I can’t help but feel like this is an overreaction. Cue the self-judgment and feelings about feelings. I lost my job in November. People lose jobs all the time. People stop paying their credit card bills all the time. People struggle to buy food, and maintain relationships, and participate in routine self-care. Are all those people also depressed and suicidal, or is it just me? Am I the only one that can’t seem to manage what life throws at them? Am I the only one with the tendency to just crumple when things get hard? If getting laid off can send me into such a tailspin, I’d venture to guess my mental health was pretty tenuous to begin with. Every day is full of opportunities, but instead of making me feel hopeful and optimistic, I’m even more depressed because of all the opportunities I can’t make myself take every single day. And so every day is the same because I don’t ever do anything different. I lie in bed and think about my trauma. I think about the things in my early life I couldn’t control and I think about escaping those patterns but I don’t know how. And I re-live all the depressive episodes I’ve had before, drowning in anxiety with the covers above my head wondering if anyone will notice I’m gone but too afraid to find out.

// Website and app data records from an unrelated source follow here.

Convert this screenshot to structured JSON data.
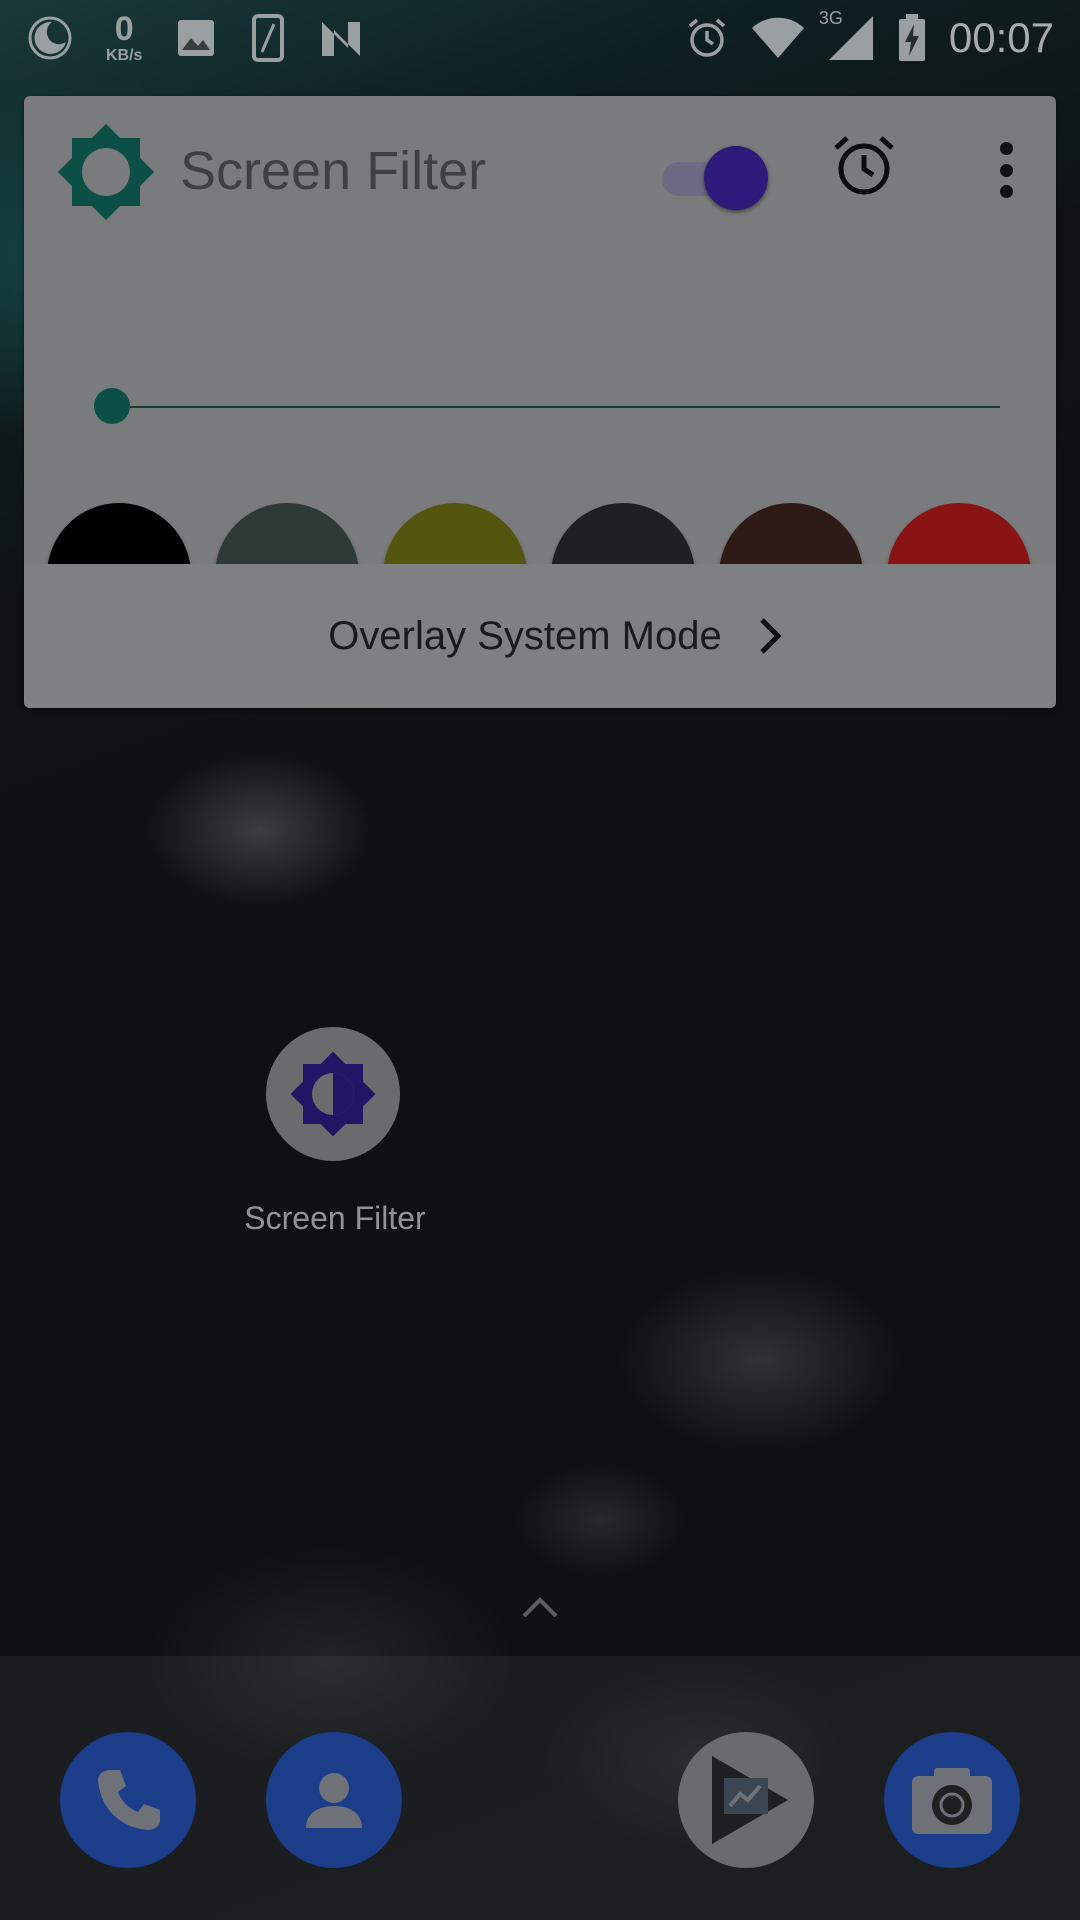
{
  "status_bar": {
    "net_speed_value": "0",
    "net_speed_unit": "KB/s",
    "network_type": "3G",
    "time": "00:07",
    "icons": [
      "night-mode-icon",
      "net-speed",
      "gallery-icon",
      "phone-outline-icon",
      "nova-n-icon",
      "alarm-icon",
      "wifi-icon",
      "signal-icon",
      "battery-charging-icon"
    ]
  },
  "widget": {
    "title": "Screen Filter",
    "toggle_on": true,
    "intensity_percent": 0,
    "colors": [
      "#000000",
      "#2d3a36",
      "#54560f",
      "#1f2021",
      "#2e1a17",
      "#8a1414"
    ],
    "overlay_mode_label": "Overlay System Mode"
  },
  "home": {
    "app_label": "Screen Filter"
  },
  "dock": {
    "items": [
      "phone",
      "contacts",
      "play-store",
      "camera"
    ]
  },
  "theme": {
    "accent": "#0b4f46",
    "toggle_thumb": "#2d1a7a",
    "dock_blue": "#1b3d8a"
  }
}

My therapist asked me last week about my suicidal ideation and asked if maybe it’s time to check myself into a hospital. I told him that wouldn’t help because at least now I’m showing up for my classes three times a week, I’m claiming my unemployment and sending my resume out into the void, I’m feeding and walking my dog and paying my rent. I hate my life and I wish it would be over but sitting in a hospital where they don’t care about my quality of life just that I have one, racking up more medical debt I’ll never be able to pay, and missing school and my other day-to-day responsibilities doesn’t seem like very much of a solution. I have also thought about this at length and I’m not stupid. The people in my life care about me even though I can’t really understand why. I know acting on the SI would be traumatic for them, too. It occurred to me that when someone dies, their birthday is always a hard day for their loved ones, as is the day that they died. If my birthday is already going to be difficult, I am not going to add a second hard day, especially when it might coincide with another day of celebration, so if I were to act on it and make an attempt on my own life, it probably won’t be until the summer. I’m not sure how comforting he found that, but at least he didn’t bring up checking myself into a hospital again.